IT IS common to see in job advertisements that employers are looking for “people who are passionate, keen to face challenges and learn on the job”, yet most companies do not know how to hire for passion.
The difference between the two is that one hires for tomorrow and the other hires for the next three to five years.
It has been reported that there will be an increase in hiring in all seven main industry sectors in Q2 this year (Manpower Group). So it is critical that companies learn how to look beyond job description and have systems in place to hire on passion.
It is no secret that hiring the wrong person and high staff turnover can take a huge toll on the organisation’s competitive edge.
At the same time, Gallup Poll reported in 2012 that Singaporeans are the unhappiest employees in the Asia-Pacific. The study showed that 76 per cent of Singapore workers are disengaged.
Could it be a sign that hiring has been very mechanical, to fill job posts rather than to engage employees’ spirits and harness their full potential?
One might say that passion is not easily detected on the resumé or interview. But there is a proper way to assess a candidate.
First, understand that hiring on passion means you want the candidate to be part of the organisation and stay for the long term. So the approach is always long-term, based on what the company needs in the next three to five years.
Factors such as gender and ability to work long hours may not be that important. Here are factors to take into account when hiring on passion:
Know what you are looking for
The most critical step is to identify specific competencies needed for the role, not just for the immediate needs but also for the long term.
Another factor not usually thought through is how your organisational culture affects the competency and type of person you are looking for.
HR managers need to move away from traditional job descriptions that focus on required skills and experience and adopt a performance-based description in their advertisements that clearly define tasks the candidate will be required to complete as part of the job.
For example, instead of listing the desired quality as “Able to handle stress and tight deadlines”, rephrase it as “Able to complete a maximum of five projects within two working weeks”.
Prepare before the interview
Many HR managers focus on the interview process itself and miss out on what needs to be done before the interview itself. Mismanaging these factors can be unfair to either candidate or the organisation when wrong assessments are made.
Pre-interview preparations include:
• Allocating a specific time and informing the candidate of it.
• Choosing a suitable location. Having an interview at a restaurant or café may make the candidate uncomfortable as others can overhear the conversation. Therefore his responses may not be forthcoming.
• Removing all potential distractions. Taking phone calls, walking in and out of the interview room and so on, shows that the interviewer is not taking the interview seriously. It will affect the morale of the candidate.
Prepare an opening script
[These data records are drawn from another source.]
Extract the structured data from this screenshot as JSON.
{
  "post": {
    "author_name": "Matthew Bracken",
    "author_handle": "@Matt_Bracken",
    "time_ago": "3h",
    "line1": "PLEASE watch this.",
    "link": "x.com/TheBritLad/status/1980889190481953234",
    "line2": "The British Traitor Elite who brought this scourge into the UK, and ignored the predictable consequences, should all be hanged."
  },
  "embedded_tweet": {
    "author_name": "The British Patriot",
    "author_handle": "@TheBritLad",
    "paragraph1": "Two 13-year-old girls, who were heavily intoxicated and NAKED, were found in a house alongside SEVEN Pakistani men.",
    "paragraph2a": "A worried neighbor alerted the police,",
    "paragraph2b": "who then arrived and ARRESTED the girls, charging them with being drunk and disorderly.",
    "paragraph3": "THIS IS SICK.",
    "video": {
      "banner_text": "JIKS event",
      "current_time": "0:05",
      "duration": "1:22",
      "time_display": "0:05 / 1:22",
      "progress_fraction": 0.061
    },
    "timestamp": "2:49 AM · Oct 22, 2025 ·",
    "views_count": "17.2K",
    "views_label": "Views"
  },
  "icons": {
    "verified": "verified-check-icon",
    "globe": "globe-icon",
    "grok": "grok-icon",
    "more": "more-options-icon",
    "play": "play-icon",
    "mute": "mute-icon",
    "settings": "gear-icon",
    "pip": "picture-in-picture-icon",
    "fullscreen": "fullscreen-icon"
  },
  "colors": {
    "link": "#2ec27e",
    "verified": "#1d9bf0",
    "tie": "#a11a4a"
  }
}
The first thing to do is to put the candidate at ease. Have a welcome script prepared and aim to build rapport with the candidate. Here you need to re-state the expected time of the interview.
Use this interview technique
The Competency-Based Interview Technique (CBIT) is regarded as the best way to assess candidates’ competency and potential. It helps interviewers craft questions that will draw out the real competencies of the candidates.
Instead of asking direct questions such as “Have you managed development of marketing collaterals? Tell me more about it”, CBIT encourages you to ask more revealing questions, such as, “Describe the most challenging marketing collateral you had to work on. How did you handle it?”
Here, the candidate is expected to share his actual experience and the interviewer will assess him on how he dealt with the situation.
Taking it a step further, HR managers can devise point systems to assess candidates so the interview process becomes more objective.
End on a good note
This is especially important when the candidate has moved on to the second or third interview and he has not made the cut.
Always follow up with an e-mail or phone call and give a quick explanation. This leaves the candidate with a good impression of the company.
Stop the vicious circle
Bringing in managers and leaders from outside the company seems like an easy alternative. But this sends a message to the staff that there is no real potential for growth within the company. This will contribute to a high staff turnover and the vicious circle continues.
Article by Amos Tay, chief recruitment officer and founder of Job Hatch Singapore. He has 14 years of experience in corporate human resources.